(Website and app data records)

────────

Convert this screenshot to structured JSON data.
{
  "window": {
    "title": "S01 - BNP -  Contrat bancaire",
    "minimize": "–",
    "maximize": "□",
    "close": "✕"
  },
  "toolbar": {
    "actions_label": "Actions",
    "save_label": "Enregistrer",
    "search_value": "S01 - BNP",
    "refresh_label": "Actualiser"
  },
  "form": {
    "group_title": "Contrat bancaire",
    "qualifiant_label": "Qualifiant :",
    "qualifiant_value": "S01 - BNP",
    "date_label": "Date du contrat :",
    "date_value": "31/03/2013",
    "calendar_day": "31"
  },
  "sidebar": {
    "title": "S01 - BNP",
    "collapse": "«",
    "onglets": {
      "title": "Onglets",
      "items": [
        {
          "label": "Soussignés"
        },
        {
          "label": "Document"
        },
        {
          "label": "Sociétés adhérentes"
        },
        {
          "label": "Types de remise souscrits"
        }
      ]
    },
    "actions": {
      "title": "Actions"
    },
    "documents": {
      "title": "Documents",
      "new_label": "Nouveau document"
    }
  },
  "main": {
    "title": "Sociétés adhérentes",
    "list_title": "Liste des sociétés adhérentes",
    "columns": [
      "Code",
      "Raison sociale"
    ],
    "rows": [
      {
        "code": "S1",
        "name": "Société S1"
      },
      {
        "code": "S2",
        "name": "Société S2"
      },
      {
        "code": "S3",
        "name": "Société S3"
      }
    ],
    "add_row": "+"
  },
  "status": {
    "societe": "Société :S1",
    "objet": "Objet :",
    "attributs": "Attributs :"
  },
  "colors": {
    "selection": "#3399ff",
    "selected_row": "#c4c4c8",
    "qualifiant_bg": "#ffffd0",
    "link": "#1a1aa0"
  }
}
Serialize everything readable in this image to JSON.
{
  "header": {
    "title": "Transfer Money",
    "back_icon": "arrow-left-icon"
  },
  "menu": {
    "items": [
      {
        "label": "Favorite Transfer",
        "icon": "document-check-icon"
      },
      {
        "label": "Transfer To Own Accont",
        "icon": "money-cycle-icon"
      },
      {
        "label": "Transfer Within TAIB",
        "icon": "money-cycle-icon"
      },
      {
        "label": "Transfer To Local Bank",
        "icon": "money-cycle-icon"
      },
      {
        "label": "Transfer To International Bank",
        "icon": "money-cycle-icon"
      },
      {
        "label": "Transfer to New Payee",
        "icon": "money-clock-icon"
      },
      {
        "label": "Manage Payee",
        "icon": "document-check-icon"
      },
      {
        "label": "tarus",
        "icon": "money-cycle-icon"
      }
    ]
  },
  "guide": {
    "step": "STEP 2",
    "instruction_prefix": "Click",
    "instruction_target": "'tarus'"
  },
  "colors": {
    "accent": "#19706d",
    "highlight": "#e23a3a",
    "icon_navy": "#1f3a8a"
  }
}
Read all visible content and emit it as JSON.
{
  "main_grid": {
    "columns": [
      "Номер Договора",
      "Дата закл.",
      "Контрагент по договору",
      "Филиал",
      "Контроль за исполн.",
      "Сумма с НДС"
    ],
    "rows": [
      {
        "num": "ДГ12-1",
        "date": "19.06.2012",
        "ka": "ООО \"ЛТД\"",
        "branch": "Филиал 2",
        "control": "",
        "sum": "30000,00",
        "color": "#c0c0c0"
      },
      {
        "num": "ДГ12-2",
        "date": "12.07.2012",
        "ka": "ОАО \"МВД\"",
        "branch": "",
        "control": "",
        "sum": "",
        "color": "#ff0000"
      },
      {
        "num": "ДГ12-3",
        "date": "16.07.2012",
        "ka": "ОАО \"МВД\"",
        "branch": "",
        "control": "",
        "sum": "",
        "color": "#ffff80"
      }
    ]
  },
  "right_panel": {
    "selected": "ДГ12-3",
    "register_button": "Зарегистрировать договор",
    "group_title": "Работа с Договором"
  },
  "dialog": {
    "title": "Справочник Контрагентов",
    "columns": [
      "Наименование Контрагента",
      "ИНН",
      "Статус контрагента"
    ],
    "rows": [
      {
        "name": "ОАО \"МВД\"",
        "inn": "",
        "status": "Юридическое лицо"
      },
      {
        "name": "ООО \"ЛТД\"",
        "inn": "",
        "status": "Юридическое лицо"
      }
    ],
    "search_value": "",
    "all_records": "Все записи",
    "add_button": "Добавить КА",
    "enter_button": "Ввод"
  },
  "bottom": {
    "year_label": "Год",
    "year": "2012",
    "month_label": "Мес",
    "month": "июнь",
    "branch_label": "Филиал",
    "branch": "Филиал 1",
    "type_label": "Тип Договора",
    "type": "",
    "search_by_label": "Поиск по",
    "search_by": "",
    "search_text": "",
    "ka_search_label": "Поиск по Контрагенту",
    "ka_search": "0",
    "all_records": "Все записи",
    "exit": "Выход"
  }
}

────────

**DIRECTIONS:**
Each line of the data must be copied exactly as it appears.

**EXERCISE ANSWER:**
Convert this screenshot to structured JSON data.
{
  "window": {
    "title": "S01 - BNP -  Contrat bancaire",
    "minimize": "–",
    "maximize": "□",
    "close": "✕"
  },
  "toolbar": {
    "actions_label": "Actions",
    "save_label": "Enregistrer",
    "search_value": "S01 - BNP",
    "refresh_label": "Actualiser"
  },
  "form": {
    "group_title": "Contrat bancaire",
    "qualifiant_label": "Qualifiant :",
    "qualifiant_value": "S01 - BNP",
    "date_label": "Date du contrat :",
    "date_value": "31/03/2013",
    "calendar_day": "31"
  },
  "sidebar": {
    "title": "S01 - BNP",
    "collapse": "«",
    "onglets": {
      "title": "Onglets",
      "items": [
        {
          "label": "Soussignés"
        },
        {
          "label": "Document"
        },
        {
          "label": "Sociétés adhérentes"
        },
        {
          "label": "Types de remise souscrits"
        }
      ]
    },
    "actions": {
      "title": "Actions"
    },
    "documents": {
      "title": "Documents",
      "new_label": "Nouveau document"
    }
  },
  "main": {
    "title": "Sociétés adhérentes",
    "list_title": "Liste des sociétés adhérentes",
    "columns": [
      "Code",
      "Raison sociale"
    ],
    "rows": [
      {
        "code": "S1",
        "name": "Société S1"
      },
      {
        "code": "S2",
        "name": "Société S2"
      },
      {
        "code": "S3",
        "name": "Société S3"
      }
    ],
    "add_row": "+"
  },
  "status": {
    "societe": "Société :S1",
    "objet": "Objet :",
    "attributs": "Attributs :"
  },
  "colors": {
    "selection": "#3399ff",
    "selected_row": "#c4c4c8",
    "qualifiant_bg": "#ffffd0",
    "link": "#1a1aa0"
  }
}
Serialize everything readable in this image to JSON.
{
  "header": {
    "title": "Transfer Money",
    "back_icon": "arrow-left-icon"
  },
  "menu": {
    "items": [
      {
        "label": "Favorite Transfer",
        "icon": "document-check-icon"
      },
      {
        "label": "Transfer To Own Accont",
        "icon": "money-cycle-icon"
      },
      {
        "label": "Transfer Within TAIB",
        "icon": "money-cycle-icon"
      },
      {
        "label": "Transfer To Local Bank",
        "icon": "money-cycle-icon"
      },
      {
        "label": "Transfer To International Bank",
        "icon": "money-cycle-icon"
      },
      {
        "label": "Transfer to New Payee",
        "icon": "money-clock-icon"
      },
      {
        "label": "Manage Payee",
        "icon": "document-check-icon"
      },
      {
        "label": "tarus",
        "icon": "money-cycle-icon"
      }
    ]
  },
  "guide": {
    "step": "STEP 2",
    "instruction_prefix": "Click",
    "instruction_target": "'tarus'"
  },
  "colors": {
    "accent": "#19706d",
    "highlight": "#e23a3a",
    "icon_navy": "#1f3a8a"
  }
}
Read all visible content and emit it as JSON.
{
  "main_grid": {
    "columns": [
      "Номер Договора",
      "Дата закл.",
      "Контрагент по договору",
      "Филиал",
      "Контроль за исполн.",
      "Сумма с НДС"
    ],
    "rows": [
      {
        "num": "ДГ12-1",
        "date": "19.06.2012",
        "ka": "ООО \"ЛТД\"",
        "branch": "Филиал 2",
        "control": "",
        "sum": "30000,00",
        "color": "#c0c0c0"
      },
      {
        "num": "ДГ12-2",
        "date": "12.07.2012",
        "ka": "ОАО \"МВД\"",
        "branch": "",
        "control": "",
        "sum": "",
        "color": "#ff0000"
      },
      {
        "num": "ДГ12-3",
        "date": "16.07.2012",
        "ka": "ОАО \"МВД\"",
        "branch": "",
        "control": "",
        "sum": "",
        "color": "#ffff80"
      }
    ]
  },
  "right_panel": {
    "selected": "ДГ12-3",
    "register_button": "Зарегистрировать договор",
    "group_title": "Работа с Договором"
  },
  "dialog": {
    "title": "Справочник Контрагентов",
    "columns": [
      "Наименование Контрагента",
      "ИНН",
      "Статус контрагента"
    ],
    "rows": [
      {
        "name": "ОАО \"МВД\"",
        "inn": "",
        "status": "Юридическое лицо"
      },
      {
        "name": "ООО \"ЛТД\"",
        "inn": "",
        "status": "Юридическое лицо"
      }
    ],
    "search_value": "",
    "all_records": "Все записи",
    "add_button": "Добавить КА",
    "enter_button": "Ввод"
  },
  "bottom": {
    "year_label": "Год",
    "year": "2012",
    "month_label": "Мес",
    "month": "июнь",
    "branch_label": "Филиал",
    "branch": "Филиал 1",
    "type_label": "Тип Договора",
    "type": "",
    "search_by_label": "Поиск по",
    "search_by": "",
    "search_text": "",
    "ka_search_label": "Поиск по Контрагенту",
    "ka_search": "0",
    "all_records": "Все записи",
    "exit": "Выход"
  }
}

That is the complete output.